Essentially, a lot of what this comparison comes down to is how you, as a driver, get your kicks. If you’re the type of person who needs power and outright speed, the Genesis Coupe 2.0T R-Spec will probably win your dollars. And, it still won’t let you down in other aspects of driving, especially when it comes to livability. If you draw pleasure from magical, telepathic handling, and from the challenge of keeping momentum, you’ll likely prefer either the Subaru BRZ or the Scion FR-S (and which of those you’d prefer likely depends own your suspension philosophy or brand loyalty).

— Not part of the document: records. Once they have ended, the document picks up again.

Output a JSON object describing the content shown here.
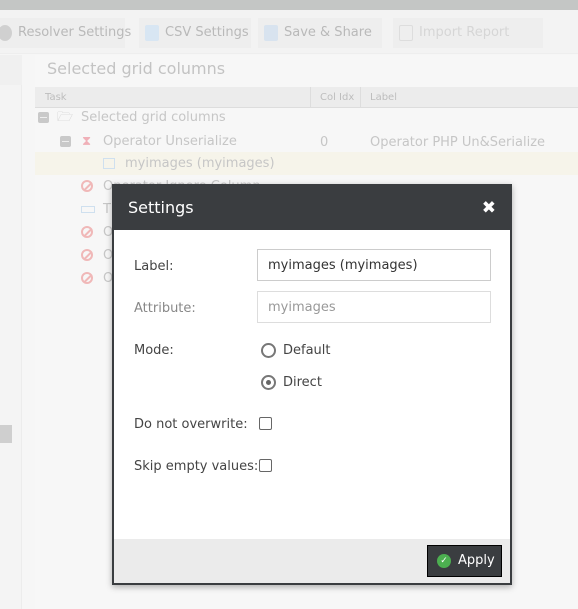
{
  "toolbar": {
    "items": [
      {
        "label": "Resolver Settings",
        "icon": "gear-icon"
      },
      {
        "label": "CSV Settings",
        "icon": "wrench-file-icon"
      },
      {
        "label": "Save & Share",
        "icon": "users-icon"
      },
      {
        "label": "Import Report",
        "icon": "clipboard-check-icon"
      }
    ]
  },
  "panel": {
    "title": "Selected grid columns",
    "columns": [
      "Task",
      "Col Idx",
      "Label"
    ],
    "rows": [
      {
        "task": "Selected grid columns",
        "col": "",
        "label": ""
      },
      {
        "task": "Operator Unserialize",
        "col": "0",
        "label": "Operator PHP Un&Serialize"
      },
      {
        "task": "myimages (myimages)",
        "col": "",
        "label": ""
      },
      {
        "task": "Operator Ignore Column",
        "col": "",
        "label": ""
      },
      {
        "task": "T",
        "col": "",
        "label": ""
      },
      {
        "task": "O",
        "col": "",
        "label": ""
      },
      {
        "task": "O",
        "col": "",
        "label": ""
      },
      {
        "task": "O",
        "col": "",
        "label": ""
      }
    ]
  },
  "dialog": {
    "title": "Settings",
    "close": "✖",
    "label_label": "Label:",
    "label_value": "myimages (myimages)",
    "attribute_label": "Attribute:",
    "attribute_value": "myimages",
    "mode_label": "Mode:",
    "mode_options": [
      "Default",
      "Direct"
    ],
    "mode_selected": "Direct",
    "overwrite_label": "Do not overwrite:",
    "overwrite_checked": false,
    "skip_label": "Skip empty values:",
    "skip_checked": false,
    "apply": "Apply",
    "apply_icon": "✓"
  }
}
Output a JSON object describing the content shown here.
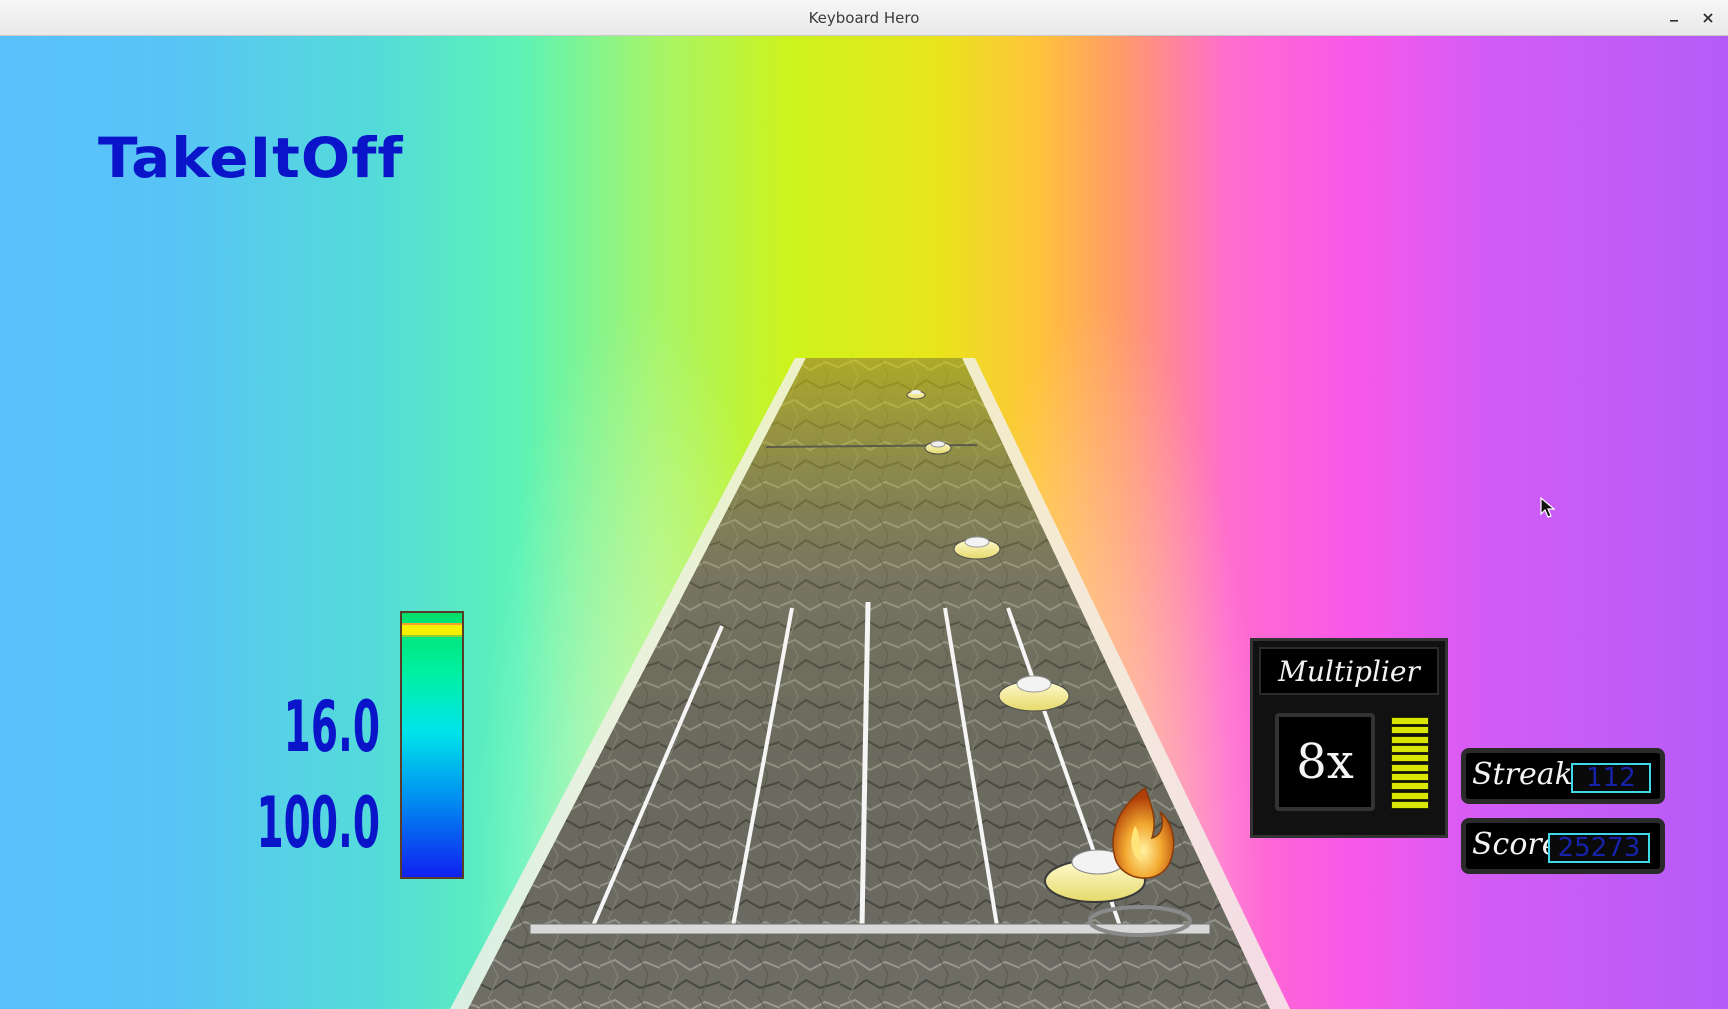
{
  "window": {
    "title": "Keyboard Hero",
    "minimize_icon": "minimize-icon",
    "close_icon": "close-icon"
  },
  "song": {
    "title": "TakeItOff"
  },
  "meters": {
    "top_value": "16.0",
    "bottom_value": "100.0",
    "rock_meter_level": 0.96
  },
  "multiplier": {
    "label": "Multiplier",
    "value": "8x",
    "progress_segments": 10
  },
  "streak": {
    "label": "Streak",
    "value": "112"
  },
  "score": {
    "label": "Score",
    "value": "25273"
  },
  "colors": {
    "hud_text": "#0a14c8",
    "note_yellow": "#f5ee9a",
    "meter_indicator": "#f4f000"
  },
  "icons": [
    "minimize-icon",
    "close-icon",
    "flame-icon",
    "mouse-cursor-icon"
  ]
}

There’s an interesting side note to be made here, too, about even getting your hands on one of these coupes right now. In a fairly unscientific manner (we spent about a half an hour on dealer’s websites) we researched the price and availability of all three of our test cars in the Metro Detroit area. The results were disappointing, if not completely unpredictable. For starters, forget about the BRZ (at least if you’re a Red Wings fan) in the near future—we couldn’t find a single example at any dealership in Southeast Michigan. The FR-S faired a bit better, with two manual-transmission-equipped examples available in Ann Arbor. Of course, each of the Scions we sourced carried price tags over $26,000, mitigating the pricing advantage that they are supposed to carry. And, while there are a fair few Genesis Coupes scattered about the Motor City, not one of them was both a manual-trans car, and with the R-Spec trim level. We could find either, but not both together, on any one car. Long story short: if you want the perfect example of any of these coupes, you’re going to have to order and wait.
We can’t put this comparison to rest without some straightforward, honest opinion. Sure, there will be those who disagree, and whom we’ll never convince otherwise, but we feel compelled to call the Scion/Subaru formula the better driver’s car.
Really, though, the FR-S and BRZ stand in a class by themselves. The closest car we can offer in comparison is the Mazda RX-8, which is going the way of its own ancestors. These Japanese cars share super balanced rear-wheel-drive handling in tiny coupe form that just can’t be found anywhere else in the price range. We’re glad that Subaru and Scion have decided to create this car, as it takes the place of the RX-8 as the most impressive handlers short of the Lotus Elise, for money that most drivers can afford. If you’re looking for the best, affordable way to stitch together corners in a new car, you’ve got these AE86 Toyota Corolla descendants to choose from. That’s something to be thankful for.